───── MATERIAL TO PROCESS ─────
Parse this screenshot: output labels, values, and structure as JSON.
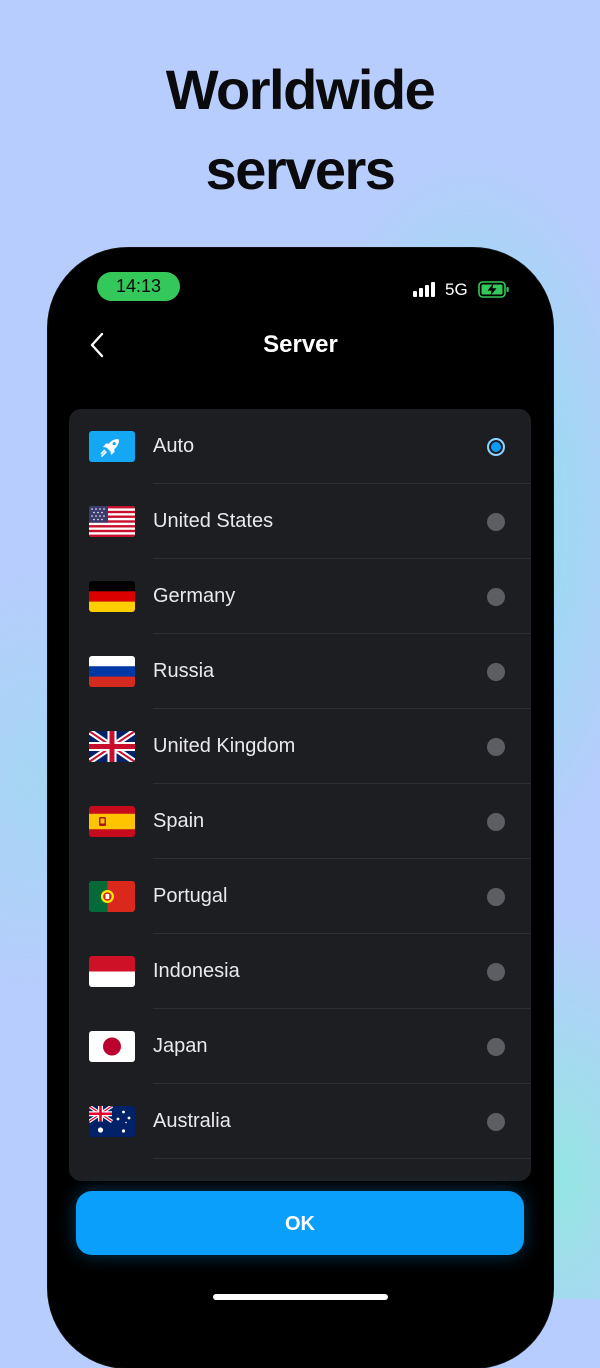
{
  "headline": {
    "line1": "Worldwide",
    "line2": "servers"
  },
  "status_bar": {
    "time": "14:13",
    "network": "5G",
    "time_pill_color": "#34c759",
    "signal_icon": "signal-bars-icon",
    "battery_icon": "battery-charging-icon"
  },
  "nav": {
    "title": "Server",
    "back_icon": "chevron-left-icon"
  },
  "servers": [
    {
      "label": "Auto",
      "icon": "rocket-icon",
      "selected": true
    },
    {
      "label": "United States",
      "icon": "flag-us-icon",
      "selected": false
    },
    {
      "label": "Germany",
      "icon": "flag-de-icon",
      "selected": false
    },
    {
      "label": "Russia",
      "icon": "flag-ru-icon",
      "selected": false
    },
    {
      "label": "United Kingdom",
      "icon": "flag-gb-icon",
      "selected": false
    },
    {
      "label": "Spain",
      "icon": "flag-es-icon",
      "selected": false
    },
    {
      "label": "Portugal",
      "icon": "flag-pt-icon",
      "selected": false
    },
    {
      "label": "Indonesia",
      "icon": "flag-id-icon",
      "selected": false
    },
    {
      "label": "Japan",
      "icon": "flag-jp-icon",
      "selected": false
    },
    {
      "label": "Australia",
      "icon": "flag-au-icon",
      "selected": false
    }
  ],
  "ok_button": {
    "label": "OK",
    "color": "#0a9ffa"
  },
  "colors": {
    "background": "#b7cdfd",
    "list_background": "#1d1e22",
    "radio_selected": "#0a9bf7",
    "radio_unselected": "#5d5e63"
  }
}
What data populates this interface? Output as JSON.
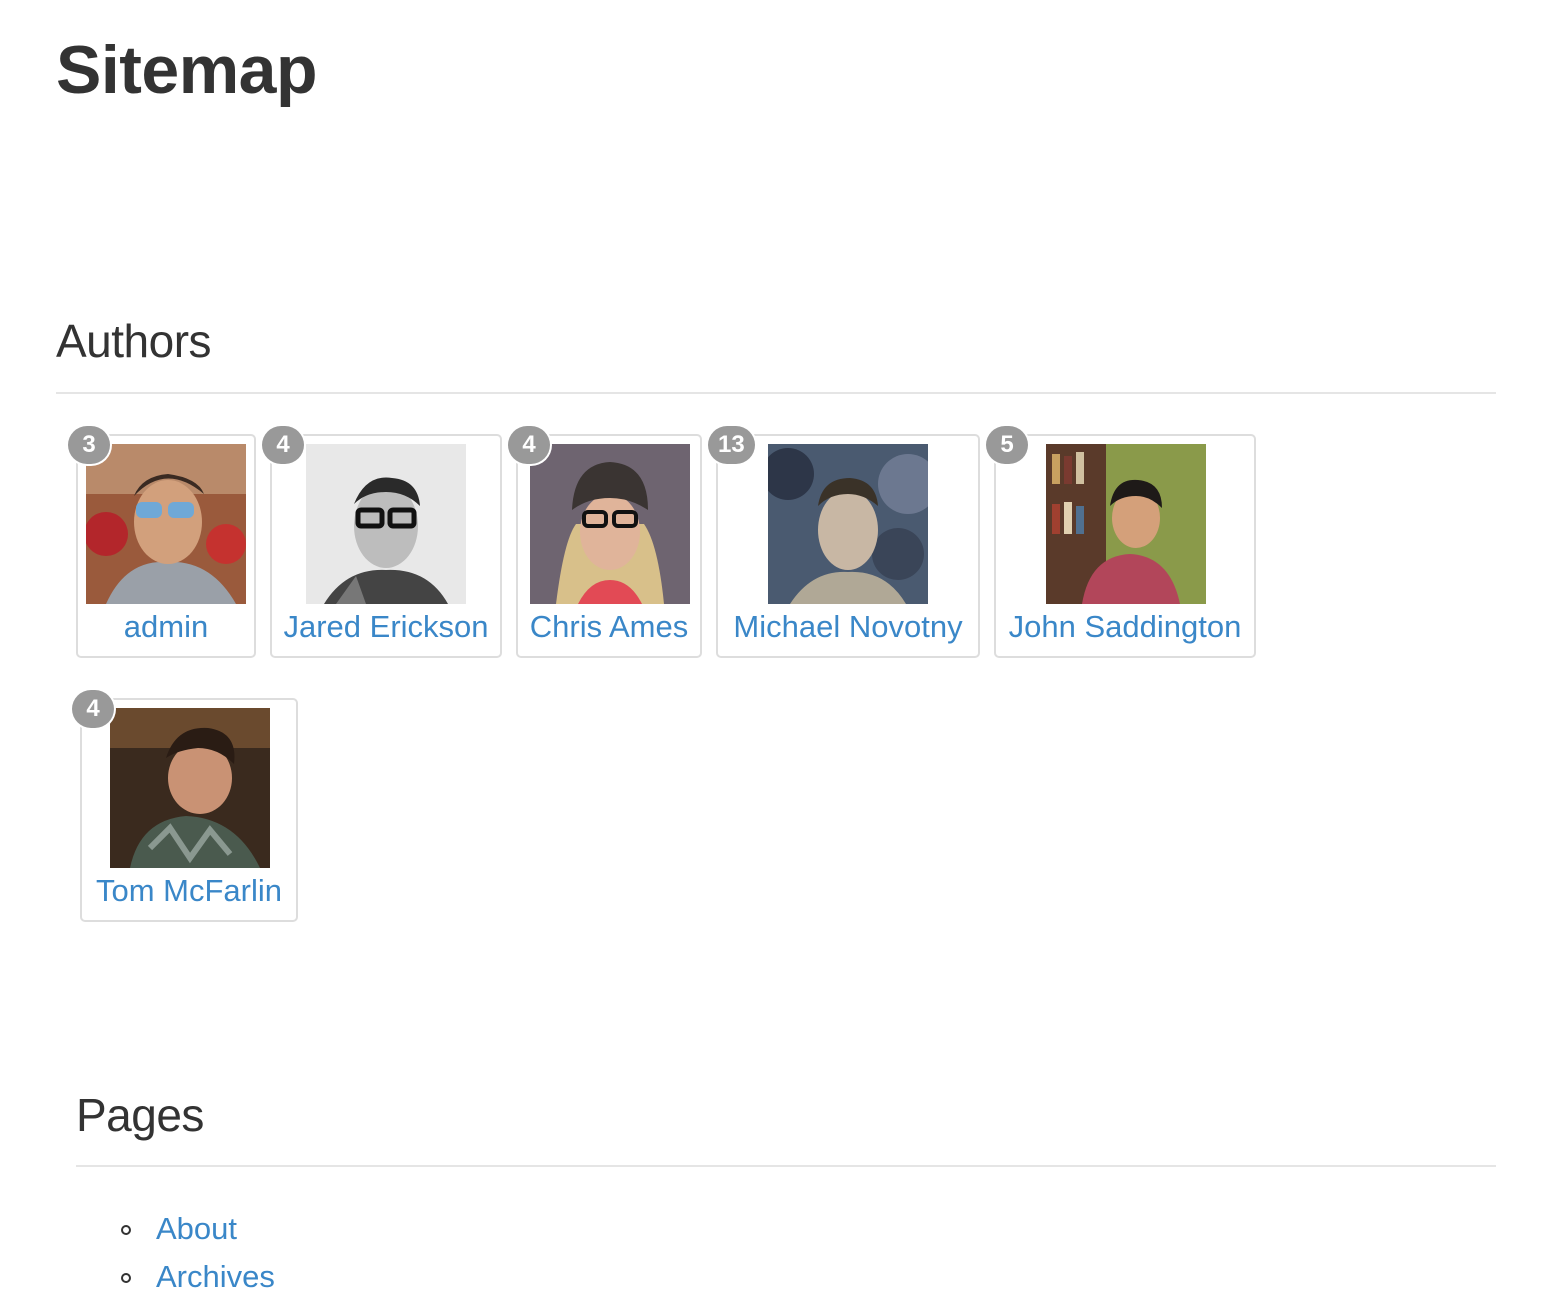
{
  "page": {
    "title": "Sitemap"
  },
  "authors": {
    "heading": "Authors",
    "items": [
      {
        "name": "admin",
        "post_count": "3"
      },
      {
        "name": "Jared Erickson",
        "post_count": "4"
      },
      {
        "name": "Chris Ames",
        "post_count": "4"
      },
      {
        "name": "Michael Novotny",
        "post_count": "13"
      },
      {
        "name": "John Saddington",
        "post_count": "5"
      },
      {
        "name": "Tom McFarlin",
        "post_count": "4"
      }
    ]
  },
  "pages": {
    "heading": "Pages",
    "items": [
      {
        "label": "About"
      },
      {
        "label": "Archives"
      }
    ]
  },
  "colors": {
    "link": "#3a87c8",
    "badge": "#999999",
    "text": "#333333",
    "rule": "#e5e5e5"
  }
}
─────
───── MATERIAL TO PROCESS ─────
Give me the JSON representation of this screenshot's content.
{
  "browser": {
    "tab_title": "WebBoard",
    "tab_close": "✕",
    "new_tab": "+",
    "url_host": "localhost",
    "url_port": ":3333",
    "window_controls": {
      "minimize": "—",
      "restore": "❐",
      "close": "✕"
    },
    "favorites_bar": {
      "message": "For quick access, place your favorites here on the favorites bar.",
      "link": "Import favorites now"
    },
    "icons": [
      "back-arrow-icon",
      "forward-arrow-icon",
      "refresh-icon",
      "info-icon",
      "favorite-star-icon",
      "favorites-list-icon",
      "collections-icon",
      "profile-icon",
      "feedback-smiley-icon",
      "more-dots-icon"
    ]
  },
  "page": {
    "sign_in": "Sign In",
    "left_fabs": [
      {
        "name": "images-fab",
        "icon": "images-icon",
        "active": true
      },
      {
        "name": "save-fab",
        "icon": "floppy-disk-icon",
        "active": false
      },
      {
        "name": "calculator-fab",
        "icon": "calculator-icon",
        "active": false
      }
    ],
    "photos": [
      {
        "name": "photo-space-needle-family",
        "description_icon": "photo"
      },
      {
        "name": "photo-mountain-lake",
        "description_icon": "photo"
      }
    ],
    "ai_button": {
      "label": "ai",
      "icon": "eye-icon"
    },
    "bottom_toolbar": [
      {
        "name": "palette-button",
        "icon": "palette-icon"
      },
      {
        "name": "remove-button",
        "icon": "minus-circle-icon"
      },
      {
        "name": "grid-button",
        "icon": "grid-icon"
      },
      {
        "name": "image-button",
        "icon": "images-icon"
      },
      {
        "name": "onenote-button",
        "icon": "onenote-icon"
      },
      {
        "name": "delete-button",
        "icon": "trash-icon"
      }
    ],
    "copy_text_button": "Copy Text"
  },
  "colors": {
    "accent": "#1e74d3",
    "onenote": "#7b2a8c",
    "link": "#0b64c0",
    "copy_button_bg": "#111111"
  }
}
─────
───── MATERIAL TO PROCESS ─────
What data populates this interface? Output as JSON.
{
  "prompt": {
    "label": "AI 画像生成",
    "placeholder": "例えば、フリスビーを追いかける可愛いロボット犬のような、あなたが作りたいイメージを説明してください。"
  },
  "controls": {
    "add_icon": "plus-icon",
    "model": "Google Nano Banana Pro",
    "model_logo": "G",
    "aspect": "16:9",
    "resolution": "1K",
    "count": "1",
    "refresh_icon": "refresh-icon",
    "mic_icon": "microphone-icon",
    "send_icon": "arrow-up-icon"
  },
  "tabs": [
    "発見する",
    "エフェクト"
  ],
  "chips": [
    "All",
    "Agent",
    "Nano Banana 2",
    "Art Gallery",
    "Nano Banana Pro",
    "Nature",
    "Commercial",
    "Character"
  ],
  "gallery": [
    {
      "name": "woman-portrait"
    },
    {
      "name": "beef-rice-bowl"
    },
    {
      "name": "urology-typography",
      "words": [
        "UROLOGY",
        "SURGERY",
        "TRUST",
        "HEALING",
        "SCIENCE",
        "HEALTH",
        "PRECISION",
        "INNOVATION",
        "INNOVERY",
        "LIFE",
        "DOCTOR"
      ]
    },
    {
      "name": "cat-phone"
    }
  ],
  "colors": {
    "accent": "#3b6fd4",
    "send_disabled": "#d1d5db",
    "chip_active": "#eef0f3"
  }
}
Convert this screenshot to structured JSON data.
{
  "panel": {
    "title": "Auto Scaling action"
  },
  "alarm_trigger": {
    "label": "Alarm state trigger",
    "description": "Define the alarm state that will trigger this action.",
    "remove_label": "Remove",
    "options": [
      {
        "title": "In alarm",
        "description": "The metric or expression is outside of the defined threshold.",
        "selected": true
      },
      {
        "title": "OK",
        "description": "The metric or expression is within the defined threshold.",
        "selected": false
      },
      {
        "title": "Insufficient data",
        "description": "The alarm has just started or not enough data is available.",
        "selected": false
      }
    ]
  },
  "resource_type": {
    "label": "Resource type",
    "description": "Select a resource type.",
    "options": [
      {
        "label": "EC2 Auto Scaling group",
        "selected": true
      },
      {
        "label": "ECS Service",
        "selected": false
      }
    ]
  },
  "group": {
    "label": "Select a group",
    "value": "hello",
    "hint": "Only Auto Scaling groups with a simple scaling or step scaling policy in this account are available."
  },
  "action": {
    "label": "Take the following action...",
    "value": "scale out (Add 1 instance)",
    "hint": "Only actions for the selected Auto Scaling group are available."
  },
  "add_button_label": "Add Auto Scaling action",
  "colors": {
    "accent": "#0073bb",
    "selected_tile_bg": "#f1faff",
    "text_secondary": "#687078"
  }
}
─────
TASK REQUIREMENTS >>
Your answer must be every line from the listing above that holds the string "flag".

EXERCISE RESPONSE >>
      "icon": "flag-us-icon",
      "icon": "flag-de-icon",
      "icon": "flag-ru-icon",
      "icon": "flag-gb-icon",
      "icon": "flag-es-icon",
      "icon": "flag-pt-icon",
      "icon": "flag-id-icon",
      "icon": "flag-jp-icon",
      "icon": "flag-au-icon",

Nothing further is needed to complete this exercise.